Exercise data Start Marker

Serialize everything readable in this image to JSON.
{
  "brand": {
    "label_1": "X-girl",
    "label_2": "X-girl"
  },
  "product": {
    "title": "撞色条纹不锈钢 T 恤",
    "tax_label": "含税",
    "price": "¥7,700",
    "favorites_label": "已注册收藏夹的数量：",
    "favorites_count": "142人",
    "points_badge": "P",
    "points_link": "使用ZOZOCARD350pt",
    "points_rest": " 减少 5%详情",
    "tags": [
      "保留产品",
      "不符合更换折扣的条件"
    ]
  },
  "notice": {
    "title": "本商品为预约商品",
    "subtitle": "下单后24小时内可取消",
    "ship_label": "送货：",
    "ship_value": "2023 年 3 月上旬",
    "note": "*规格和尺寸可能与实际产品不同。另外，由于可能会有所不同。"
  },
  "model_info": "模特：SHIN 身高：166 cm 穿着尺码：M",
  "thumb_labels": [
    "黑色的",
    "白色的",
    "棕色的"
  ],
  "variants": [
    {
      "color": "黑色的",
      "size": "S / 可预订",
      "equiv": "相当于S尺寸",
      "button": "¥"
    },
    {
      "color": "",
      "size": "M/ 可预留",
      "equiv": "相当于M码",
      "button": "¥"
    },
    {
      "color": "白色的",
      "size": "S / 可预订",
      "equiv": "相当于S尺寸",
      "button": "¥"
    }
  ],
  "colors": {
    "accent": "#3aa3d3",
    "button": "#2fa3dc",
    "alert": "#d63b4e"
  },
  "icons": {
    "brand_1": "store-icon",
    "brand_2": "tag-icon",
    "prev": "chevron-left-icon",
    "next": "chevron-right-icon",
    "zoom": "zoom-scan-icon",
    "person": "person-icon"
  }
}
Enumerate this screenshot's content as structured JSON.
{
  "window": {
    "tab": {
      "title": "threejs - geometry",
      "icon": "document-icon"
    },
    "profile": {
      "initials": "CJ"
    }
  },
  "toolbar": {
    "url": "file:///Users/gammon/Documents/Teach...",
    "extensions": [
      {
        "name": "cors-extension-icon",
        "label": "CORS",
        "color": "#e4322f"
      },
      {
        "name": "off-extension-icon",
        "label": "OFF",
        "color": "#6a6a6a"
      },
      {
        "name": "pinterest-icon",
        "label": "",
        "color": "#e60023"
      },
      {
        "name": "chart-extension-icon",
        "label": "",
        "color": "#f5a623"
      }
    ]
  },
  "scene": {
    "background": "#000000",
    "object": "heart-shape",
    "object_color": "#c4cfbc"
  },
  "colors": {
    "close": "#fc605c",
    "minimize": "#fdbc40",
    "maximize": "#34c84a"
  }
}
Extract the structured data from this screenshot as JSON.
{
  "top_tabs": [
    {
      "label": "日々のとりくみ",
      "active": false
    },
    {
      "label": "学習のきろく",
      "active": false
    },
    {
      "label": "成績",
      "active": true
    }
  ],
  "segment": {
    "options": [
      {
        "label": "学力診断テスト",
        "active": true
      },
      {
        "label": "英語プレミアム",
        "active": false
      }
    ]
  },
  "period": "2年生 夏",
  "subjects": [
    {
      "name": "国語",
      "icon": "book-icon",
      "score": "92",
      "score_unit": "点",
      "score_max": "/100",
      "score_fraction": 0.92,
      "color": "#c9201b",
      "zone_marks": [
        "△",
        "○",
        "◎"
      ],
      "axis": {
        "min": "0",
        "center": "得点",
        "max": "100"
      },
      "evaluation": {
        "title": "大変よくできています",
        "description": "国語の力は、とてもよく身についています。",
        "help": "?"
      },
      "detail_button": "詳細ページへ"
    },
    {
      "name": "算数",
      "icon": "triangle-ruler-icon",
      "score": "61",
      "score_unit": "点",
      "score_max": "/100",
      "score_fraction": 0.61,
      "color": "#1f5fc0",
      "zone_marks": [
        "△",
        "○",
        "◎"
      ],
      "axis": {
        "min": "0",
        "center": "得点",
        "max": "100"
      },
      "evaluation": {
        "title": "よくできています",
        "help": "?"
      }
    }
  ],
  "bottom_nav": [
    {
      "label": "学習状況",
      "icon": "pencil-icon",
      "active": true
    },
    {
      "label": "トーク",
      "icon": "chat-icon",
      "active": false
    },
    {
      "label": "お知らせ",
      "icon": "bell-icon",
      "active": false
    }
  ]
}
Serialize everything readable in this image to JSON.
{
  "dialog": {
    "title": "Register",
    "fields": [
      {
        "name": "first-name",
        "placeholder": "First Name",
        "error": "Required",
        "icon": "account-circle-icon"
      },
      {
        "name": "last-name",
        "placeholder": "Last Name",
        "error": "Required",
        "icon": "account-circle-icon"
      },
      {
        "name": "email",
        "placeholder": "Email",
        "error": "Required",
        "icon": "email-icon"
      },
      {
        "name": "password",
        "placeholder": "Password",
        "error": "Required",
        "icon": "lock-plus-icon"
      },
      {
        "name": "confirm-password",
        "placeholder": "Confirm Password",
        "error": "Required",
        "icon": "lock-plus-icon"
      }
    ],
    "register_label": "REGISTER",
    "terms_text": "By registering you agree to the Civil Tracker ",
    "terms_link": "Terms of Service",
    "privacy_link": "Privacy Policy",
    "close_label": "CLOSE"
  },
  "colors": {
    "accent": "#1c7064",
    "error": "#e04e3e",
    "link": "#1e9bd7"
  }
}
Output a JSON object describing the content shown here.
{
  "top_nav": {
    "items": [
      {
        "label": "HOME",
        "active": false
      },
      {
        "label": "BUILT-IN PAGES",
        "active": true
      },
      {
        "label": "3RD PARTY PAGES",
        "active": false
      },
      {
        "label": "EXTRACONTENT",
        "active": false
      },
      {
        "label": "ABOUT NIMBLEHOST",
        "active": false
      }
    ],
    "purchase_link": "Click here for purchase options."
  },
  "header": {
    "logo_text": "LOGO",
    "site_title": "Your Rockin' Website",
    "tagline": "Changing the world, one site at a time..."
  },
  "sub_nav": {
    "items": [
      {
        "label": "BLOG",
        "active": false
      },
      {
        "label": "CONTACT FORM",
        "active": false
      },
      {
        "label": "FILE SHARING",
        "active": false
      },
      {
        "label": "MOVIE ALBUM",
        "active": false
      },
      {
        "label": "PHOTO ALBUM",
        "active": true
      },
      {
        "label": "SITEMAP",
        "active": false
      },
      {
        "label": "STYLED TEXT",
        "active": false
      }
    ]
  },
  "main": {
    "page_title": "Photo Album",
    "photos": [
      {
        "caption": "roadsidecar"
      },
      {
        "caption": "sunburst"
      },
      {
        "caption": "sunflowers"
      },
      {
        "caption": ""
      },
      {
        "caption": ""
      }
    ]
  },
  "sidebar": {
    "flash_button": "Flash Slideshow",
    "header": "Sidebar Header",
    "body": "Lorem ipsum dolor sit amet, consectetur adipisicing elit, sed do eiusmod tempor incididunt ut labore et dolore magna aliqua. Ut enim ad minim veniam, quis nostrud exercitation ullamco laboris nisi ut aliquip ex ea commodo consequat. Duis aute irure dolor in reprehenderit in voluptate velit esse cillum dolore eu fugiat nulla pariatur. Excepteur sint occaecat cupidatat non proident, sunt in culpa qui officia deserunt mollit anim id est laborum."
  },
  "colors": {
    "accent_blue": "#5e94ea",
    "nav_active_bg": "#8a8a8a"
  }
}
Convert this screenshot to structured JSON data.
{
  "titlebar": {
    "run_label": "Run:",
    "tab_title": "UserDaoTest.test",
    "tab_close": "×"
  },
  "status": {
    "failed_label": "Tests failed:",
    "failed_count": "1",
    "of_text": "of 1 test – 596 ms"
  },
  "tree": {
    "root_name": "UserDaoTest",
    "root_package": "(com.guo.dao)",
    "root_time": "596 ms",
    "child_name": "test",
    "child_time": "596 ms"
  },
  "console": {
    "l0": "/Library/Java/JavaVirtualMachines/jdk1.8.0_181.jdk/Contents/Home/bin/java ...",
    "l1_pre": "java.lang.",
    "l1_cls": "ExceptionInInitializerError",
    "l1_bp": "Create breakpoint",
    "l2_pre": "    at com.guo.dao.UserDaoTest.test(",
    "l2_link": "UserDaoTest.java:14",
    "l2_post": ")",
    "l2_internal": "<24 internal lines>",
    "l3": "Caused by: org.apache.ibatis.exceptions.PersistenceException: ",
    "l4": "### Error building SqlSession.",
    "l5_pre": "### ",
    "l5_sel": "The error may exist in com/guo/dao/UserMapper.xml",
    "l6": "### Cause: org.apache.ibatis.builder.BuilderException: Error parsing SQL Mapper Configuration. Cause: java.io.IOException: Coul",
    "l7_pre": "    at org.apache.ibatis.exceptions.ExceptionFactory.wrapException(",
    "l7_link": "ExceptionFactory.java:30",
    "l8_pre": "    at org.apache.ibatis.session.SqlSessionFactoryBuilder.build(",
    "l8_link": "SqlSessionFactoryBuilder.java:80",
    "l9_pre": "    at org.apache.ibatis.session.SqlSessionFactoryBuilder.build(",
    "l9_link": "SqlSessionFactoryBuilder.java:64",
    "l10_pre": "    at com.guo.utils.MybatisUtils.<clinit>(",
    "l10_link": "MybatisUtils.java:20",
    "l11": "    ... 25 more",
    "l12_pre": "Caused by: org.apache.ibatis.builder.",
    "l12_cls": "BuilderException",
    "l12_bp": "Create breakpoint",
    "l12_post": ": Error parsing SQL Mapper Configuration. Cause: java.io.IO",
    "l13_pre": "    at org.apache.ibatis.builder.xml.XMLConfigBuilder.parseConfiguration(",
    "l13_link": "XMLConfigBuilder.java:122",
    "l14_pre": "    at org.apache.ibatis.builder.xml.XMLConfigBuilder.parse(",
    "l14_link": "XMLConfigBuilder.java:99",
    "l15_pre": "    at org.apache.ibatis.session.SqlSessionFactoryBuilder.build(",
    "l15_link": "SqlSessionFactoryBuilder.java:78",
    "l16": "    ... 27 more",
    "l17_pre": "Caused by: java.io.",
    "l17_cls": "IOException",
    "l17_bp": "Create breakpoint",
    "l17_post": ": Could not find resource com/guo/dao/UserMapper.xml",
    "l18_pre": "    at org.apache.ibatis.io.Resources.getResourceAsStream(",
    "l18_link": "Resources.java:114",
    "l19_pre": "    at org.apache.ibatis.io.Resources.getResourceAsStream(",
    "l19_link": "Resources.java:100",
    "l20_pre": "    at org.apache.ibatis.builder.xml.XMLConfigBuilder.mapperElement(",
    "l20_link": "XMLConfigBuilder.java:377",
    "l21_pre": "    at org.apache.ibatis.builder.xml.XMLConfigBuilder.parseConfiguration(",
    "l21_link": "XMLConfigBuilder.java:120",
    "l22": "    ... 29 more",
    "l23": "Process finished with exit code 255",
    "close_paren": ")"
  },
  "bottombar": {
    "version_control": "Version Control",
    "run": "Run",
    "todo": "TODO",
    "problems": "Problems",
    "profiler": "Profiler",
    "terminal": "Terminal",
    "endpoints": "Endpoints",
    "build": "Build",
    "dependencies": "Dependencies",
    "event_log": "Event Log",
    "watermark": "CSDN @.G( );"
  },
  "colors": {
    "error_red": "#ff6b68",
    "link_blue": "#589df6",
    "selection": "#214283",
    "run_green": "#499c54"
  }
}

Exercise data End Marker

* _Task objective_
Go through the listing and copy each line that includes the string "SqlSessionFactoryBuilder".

* _Output for this exercise_
    "l8_pre": "    at org.apache.ibatis.session.SqlSessionFactoryBuilder.build(",
    "l8_link": "SqlSessionFactoryBuilder.java:80",
    "l9_pre": "    at org.apache.ibatis.session.SqlSessionFactoryBuilder.build(",
    "l9_link": "SqlSessionFactoryBuilder.java:64",
    "l15_pre": "    at org.apache.ibatis.session.SqlSessionFactoryBuilder.build(",
    "l15_link": "SqlSessionFactoryBuilder.java:78",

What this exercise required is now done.